  • Strong character development? Yes
  • Loveable characters? It's complicated
  • Diverse cast of characters? Yes
  • Flaws of characters a main focus? Yes

5.0

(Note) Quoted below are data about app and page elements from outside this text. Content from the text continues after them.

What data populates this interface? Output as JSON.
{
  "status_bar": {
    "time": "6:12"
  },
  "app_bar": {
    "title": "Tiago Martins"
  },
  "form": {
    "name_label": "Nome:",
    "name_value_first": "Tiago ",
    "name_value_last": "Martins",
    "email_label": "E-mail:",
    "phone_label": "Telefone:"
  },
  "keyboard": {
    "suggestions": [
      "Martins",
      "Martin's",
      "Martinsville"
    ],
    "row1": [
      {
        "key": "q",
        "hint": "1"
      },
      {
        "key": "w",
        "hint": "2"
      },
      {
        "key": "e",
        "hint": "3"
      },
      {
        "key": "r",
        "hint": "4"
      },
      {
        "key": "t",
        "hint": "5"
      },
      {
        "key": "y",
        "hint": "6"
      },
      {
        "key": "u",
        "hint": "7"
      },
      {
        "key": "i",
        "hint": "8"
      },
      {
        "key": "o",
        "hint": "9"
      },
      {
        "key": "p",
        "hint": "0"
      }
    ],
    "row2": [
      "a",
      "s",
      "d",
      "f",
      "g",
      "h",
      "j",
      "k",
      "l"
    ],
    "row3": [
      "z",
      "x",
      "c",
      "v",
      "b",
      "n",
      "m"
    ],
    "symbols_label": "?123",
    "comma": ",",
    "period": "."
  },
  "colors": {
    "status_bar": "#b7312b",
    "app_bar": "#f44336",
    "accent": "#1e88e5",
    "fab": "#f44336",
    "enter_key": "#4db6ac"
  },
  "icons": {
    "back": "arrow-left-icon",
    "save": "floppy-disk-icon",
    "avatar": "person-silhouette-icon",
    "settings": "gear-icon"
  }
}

Bernadine Evaristo won the 2019 Booker Prize for Girl, Woman, Other, the 2019 Booker Prize winner, jointly with Margaret Atwood, which was ridiculous not least because Atwood hasn't written anything as good as this for some time. The novel consists of a series of life stories of black British women, immigrants and second and third generations, writers and shop assistants, actors and bus drivers, all of whom are in some way connected to the first character we're introduced to, Amma, a dramatist whose new play is about to enjoy its premiere at the National Theatre in London. I don't think I can praise this novel too highly. The characters live and breathe, the settings are alive whether they are in Britain or the USA or the Caribbean (and certainly the descriptions of life in a radical squat in London brough back some unpleasant memories!), and the politics are pointed and should embarass anyone who thinks that things are basically alright, aren't they? But above all, I admired this book's prose style. It's written in poetic run-on sentences and in particularly I loved the way that Evaristo will sometimes break the rhythm 
 
 to write in a list
 to make a point
 to create an effect
 to... (you get it).
 
SpoilerI do have to say something about the ending too. Too often literary novelists dismiss the genuinely happy ending as trite, but this novel has a beautiful, unexpected happy ending that you really cannot see coming, involving the characters you would least expect. It made me cry, and made me love this book even more.


Read this book.